Vanderbilt expert on what to expect when you’re expecting a government shutdownby Liz Entman Dec. 7, 2017, 1:02 PM
Congress has given itself until Dec. 22 to produce a new budget, but Bruce Oppenheimer, professor of political science, says that’s not a guarantee that a deal will be made. Here’s what he’s going to be watching for:
How long will Congress drag this out?
If Congress can’t come to an agreement by the 22nd, legislators may be tempted to try to avoid a shutdown by passing another continuing resolution to keep the government open while negotiations continue. Oppenheimer said this has its risks—especially if they give themselves too much time. “The shorter a continuing resolution, the easier it is to keep people on board without having to add all kinds of extras,” he said. “The longer it goes, the more ‘gimmes’ get tacked on, and that makes it even harder to come to an agreement.”
There are pros and cons to buying more time, Oppenheimer said, noting that a looming deadline is sometimes the best way for individual legislators or caucuses to push pet projects or unpopular provisions through. “When you’ve got a bill you have to pass, people tend to try to hold things hostage,” he said.
Taking more time gives Republicans more time to build consensus among their own party, but it also means the risk of having to make an unpalatable last-minute deal with Democrats if their votes still come up short. “The more the Republicans concede to the Freedom Caucus’ demands, the less likely Democrats will sign on,” he said. “In that case, the price (of passage) may have to be to keep auxiliary issues out, such as funding for the border wall.”
However, Oppenheimer said, the Republicans also face the extra challenge of ensuring that the budget doesn’t undermine any promises they made to pass their tax bill. “For example, there are commitments to Senator Collins that senators need to include,” he said.

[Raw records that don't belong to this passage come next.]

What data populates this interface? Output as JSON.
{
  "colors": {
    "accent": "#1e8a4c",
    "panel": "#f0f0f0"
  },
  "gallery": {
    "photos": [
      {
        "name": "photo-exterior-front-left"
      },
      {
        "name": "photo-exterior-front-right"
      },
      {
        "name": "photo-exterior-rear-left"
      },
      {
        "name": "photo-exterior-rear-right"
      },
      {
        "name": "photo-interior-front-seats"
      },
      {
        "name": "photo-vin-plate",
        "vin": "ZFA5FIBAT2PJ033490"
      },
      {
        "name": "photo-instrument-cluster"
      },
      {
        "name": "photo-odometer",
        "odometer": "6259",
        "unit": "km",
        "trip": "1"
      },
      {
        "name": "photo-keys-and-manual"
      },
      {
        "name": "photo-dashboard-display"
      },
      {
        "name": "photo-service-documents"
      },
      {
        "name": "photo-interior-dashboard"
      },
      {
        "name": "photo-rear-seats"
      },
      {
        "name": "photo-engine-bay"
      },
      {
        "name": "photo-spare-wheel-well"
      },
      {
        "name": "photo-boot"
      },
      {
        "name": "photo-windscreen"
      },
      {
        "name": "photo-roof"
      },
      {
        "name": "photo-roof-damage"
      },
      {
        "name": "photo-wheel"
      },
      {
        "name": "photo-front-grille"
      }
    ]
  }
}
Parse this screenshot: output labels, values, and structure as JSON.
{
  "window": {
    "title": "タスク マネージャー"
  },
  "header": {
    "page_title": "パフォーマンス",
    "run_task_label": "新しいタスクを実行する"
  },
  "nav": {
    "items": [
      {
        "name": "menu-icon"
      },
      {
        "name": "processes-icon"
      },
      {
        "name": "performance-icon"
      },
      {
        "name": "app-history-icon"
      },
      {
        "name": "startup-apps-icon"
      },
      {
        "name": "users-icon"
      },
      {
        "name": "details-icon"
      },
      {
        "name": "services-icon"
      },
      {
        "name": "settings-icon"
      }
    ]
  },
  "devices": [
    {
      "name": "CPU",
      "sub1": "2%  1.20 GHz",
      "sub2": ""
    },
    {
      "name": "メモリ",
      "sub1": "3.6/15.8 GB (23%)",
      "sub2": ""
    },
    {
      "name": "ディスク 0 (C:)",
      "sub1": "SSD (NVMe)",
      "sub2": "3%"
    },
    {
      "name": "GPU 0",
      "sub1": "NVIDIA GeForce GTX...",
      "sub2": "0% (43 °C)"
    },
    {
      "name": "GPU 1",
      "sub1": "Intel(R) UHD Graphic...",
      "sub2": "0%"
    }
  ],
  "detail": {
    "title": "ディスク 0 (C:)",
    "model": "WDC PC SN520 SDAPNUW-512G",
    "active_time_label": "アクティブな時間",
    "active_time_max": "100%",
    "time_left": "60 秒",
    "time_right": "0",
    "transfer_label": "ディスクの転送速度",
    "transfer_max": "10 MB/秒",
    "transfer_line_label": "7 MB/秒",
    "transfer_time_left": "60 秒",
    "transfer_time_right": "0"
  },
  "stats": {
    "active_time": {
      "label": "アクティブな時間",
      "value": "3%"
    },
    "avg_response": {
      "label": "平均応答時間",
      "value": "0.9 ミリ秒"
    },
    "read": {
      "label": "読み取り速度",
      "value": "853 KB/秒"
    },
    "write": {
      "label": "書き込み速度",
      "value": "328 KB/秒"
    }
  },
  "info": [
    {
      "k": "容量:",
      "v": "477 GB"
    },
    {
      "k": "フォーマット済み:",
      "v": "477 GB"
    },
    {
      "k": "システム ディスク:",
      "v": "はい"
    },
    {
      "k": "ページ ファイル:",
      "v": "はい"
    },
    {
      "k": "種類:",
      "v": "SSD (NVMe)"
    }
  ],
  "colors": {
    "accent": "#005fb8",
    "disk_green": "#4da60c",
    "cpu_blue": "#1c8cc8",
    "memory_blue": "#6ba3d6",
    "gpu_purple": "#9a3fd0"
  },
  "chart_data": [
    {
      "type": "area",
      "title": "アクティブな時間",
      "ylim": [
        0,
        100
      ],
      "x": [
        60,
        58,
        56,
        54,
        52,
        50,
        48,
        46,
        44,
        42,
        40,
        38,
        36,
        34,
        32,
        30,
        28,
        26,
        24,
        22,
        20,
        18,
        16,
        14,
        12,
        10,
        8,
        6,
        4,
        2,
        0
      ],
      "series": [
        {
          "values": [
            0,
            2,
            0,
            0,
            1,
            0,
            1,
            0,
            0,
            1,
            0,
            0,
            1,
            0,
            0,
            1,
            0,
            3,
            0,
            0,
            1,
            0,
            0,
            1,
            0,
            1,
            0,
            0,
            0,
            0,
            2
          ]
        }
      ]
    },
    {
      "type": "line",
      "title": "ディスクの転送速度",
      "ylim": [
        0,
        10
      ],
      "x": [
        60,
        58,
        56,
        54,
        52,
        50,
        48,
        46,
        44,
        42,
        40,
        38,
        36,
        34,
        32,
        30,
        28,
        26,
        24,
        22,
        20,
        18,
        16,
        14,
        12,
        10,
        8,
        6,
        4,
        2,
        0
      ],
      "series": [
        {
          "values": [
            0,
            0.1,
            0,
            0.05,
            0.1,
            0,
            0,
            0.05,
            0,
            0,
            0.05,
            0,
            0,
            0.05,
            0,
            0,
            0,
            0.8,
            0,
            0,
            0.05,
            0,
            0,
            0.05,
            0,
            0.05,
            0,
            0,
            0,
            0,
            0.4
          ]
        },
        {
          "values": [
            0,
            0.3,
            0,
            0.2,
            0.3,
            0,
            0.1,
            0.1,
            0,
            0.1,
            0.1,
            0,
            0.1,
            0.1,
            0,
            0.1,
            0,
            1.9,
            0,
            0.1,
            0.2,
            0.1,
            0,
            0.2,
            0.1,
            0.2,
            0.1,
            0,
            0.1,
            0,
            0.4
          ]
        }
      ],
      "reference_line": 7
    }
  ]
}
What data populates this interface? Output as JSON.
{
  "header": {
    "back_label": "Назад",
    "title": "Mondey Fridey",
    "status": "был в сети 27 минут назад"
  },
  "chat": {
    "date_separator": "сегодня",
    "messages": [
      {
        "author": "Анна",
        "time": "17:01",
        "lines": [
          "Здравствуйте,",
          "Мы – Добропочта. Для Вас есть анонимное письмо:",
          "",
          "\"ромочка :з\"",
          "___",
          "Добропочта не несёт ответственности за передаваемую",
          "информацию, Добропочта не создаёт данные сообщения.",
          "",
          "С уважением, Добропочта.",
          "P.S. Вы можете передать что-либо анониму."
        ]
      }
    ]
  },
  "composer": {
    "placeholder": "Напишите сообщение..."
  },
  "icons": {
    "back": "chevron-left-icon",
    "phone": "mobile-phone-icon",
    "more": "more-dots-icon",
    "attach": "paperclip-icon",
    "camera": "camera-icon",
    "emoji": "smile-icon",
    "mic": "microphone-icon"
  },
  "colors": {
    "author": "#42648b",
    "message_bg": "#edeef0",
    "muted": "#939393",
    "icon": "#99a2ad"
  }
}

The government shuts down. Whose fault is it?
History suggests voters will place the blame on congressional Republicans, said Oppenheimer, as they did during the shutdowns under Clinton and Obama. This was true both when Congress failed to pass a budget on time, as it did under Obama, and when Congress was unable to override Clinton’s veto.
What’s more interesting this time around is that there’s a unified government—meaning the blame could potentially fall to Trump if he doesn’t like the deal congressional Republicans made. “If the budget doesn’t have funding for the border wall, will Trump veto it? And if he does, will he be blamed for it?”
Nobody wants to be a Grinch
However Congress ends up trying to pass the budget, legislators are likely to do their best to avoid a Christmas shutdown, Oppenheimer said. “One, it’s hard to get enough representatives to come back during the holidays to resolve it; and two, it’s such a slow media season that the shutdown will be the only story in Washington,” he said. “Besides, they don’t want to be blamed for ruining the holidays.”